*Exercise instructions*
Only lines with the string "plays" matter here; gather them from the material below.

*Material for the task*
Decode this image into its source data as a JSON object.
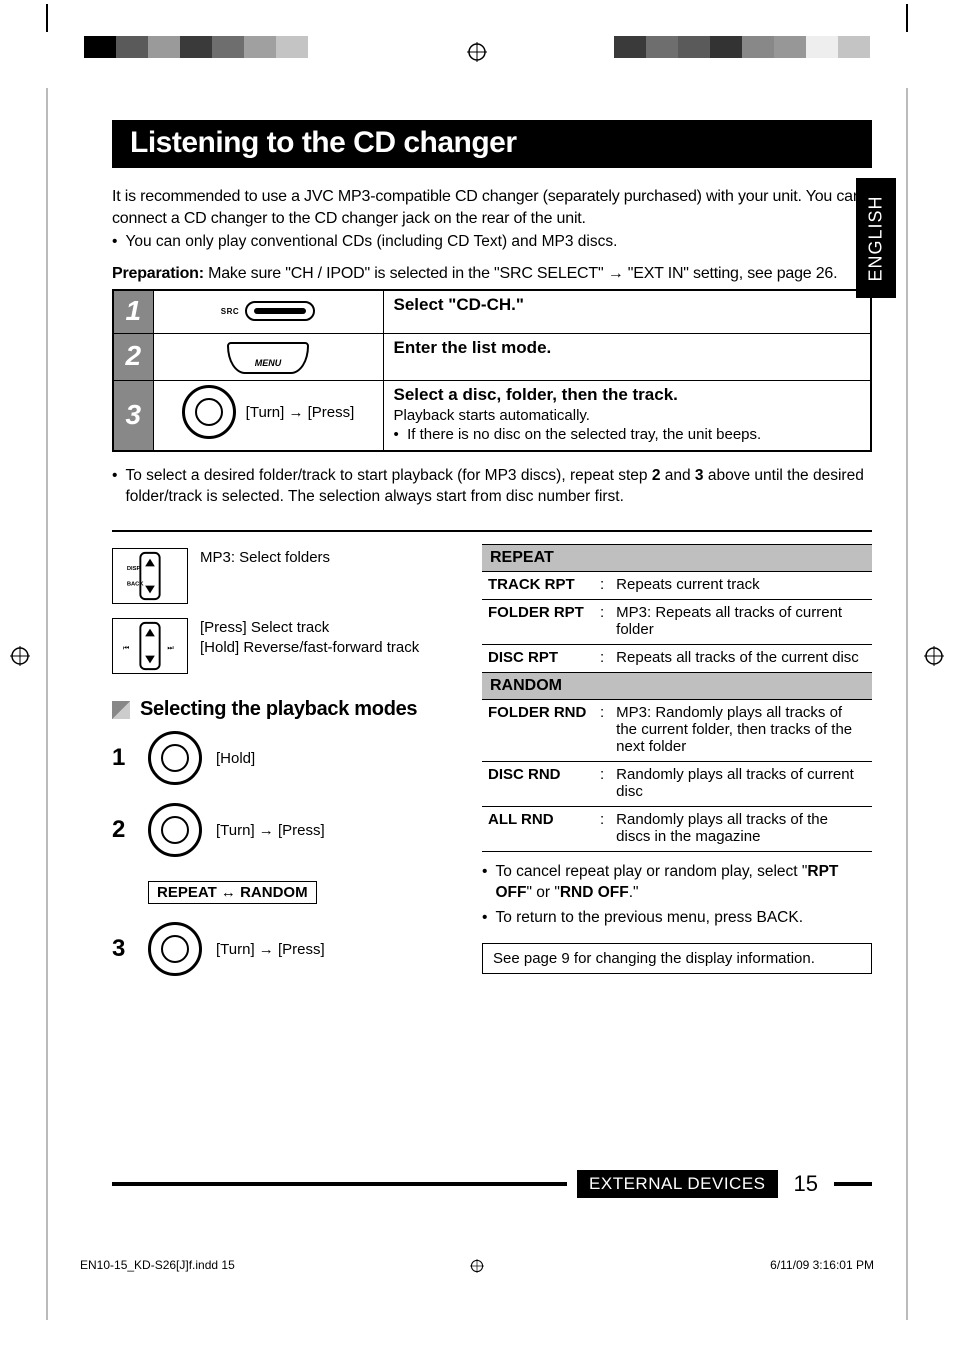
{
  "language_tab": "ENGLISH",
  "title": "Listening to the CD changer",
  "intro_p1": "It is recommended to use a JVC MP3-compatible CD changer (separately purchased) with your unit. You can connect a CD changer to the CD changer jack on the rear of the unit.",
  "intro_bullet": "You can only play conventional CDs (including CD Text) and MP3 discs.",
  "prep_label": "Preparation:",
  "prep_text": " Make sure \"CH / IPOD\" is selected in the \"SRC SELECT\" → \"EXT IN\" setting, see page 26.",
  "steps": [
    {
      "num": "1",
      "button_label": "SRC",
      "instruction_title": "Select \"CD-CH.\""
    },
    {
      "num": "2",
      "button_label": "MENU",
      "instruction_title": "Enter the list mode."
    },
    {
      "num": "3",
      "turn_press": "[Turn] → [Press]",
      "instruction_title": "Select a disc, folder, then the track.",
      "sub": "Playback starts automatically.",
      "sub_bullet": "If there is no disc on the selected tray, the unit beeps."
    }
  ],
  "after_table_bullet_pre": "To select a desired folder/track to start playback (for MP3 discs), repeat step ",
  "after_table_bullet_mid": " and ",
  "after_table_bullet_post": " above until the desired folder/track is selected. The selection always start from disc number first.",
  "after_table_nums": [
    "2",
    "3"
  ],
  "dpad1": "MP3: Select folders",
  "dpad2_line1": "[Press]   Select track",
  "dpad2_line2": "[Hold]   Reverse/fast-forward track",
  "subhead": "Selecting the playback modes",
  "pm_steps": {
    "s1": "1",
    "s1_note": "[Hold]",
    "s2": "2",
    "s2_note": "[Turn] → [Press]",
    "toggle_a": "REPEAT",
    "toggle_b": "RANDOM",
    "s3": "3",
    "s3_note": "[Turn] → [Press]"
  },
  "opt_sections": [
    {
      "header": "REPEAT",
      "rows": [
        {
          "k": "TRACK RPT",
          "v": "Repeats current track"
        },
        {
          "k": "FOLDER RPT",
          "v": "MP3: Repeats all tracks of current folder"
        },
        {
          "k": "DISC RPT",
          "v": "Repeats all tracks of the current disc"
        }
      ]
    },
    {
      "header": "RANDOM",
      "rows": [
        {
          "k": "FOLDER RND",
          "v": "MP3: Randomly plays all tracks of the current folder, then tracks of the next folder"
        },
        {
          "k": "DISC RND",
          "v": "Randomly plays all tracks of current disc"
        },
        {
          "k": "ALL RND",
          "v": "Randomly plays all tracks of the discs in the magazine"
        }
      ]
    }
  ],
  "note1_pre": "To cancel repeat play or random play, select \"",
  "note1_b1": "RPT OFF",
  "note1_mid": "\" or \"",
  "note1_b2": "RND OFF",
  "note1_post": ".\"",
  "note2": "To return to the previous menu, press BACK.",
  "see_box": "See page 9 for changing the display information.",
  "footer_section": "EXTERNAL DEVICES",
  "footer_page": "15",
  "imprint_file": "EN10-15_KD-S26[J]f.indd   15",
  "imprint_time": "6/11/09   3:16:01 PM",
  "colorbars_left": [
    "#000",
    "#5a5a5a",
    "#9a9a9a",
    "#3a3a3a",
    "#6e6e6e",
    "#a0a0a0",
    "#c4c4c4"
  ],
  "colorbars_right": [
    "#3a3a3a",
    "#6e6e6e",
    "#5a5a5a",
    "#333",
    "#888",
    "#979797",
    "#eee",
    "#c4c4c4"
  ]
}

*Answer area*
          "v": "MP3: Randomly plays all tracks of the current folder, then tracks of the next folder"
          "v": "Randomly plays all tracks of current disc"
          "v": "Randomly plays all tracks of the discs in the magazine"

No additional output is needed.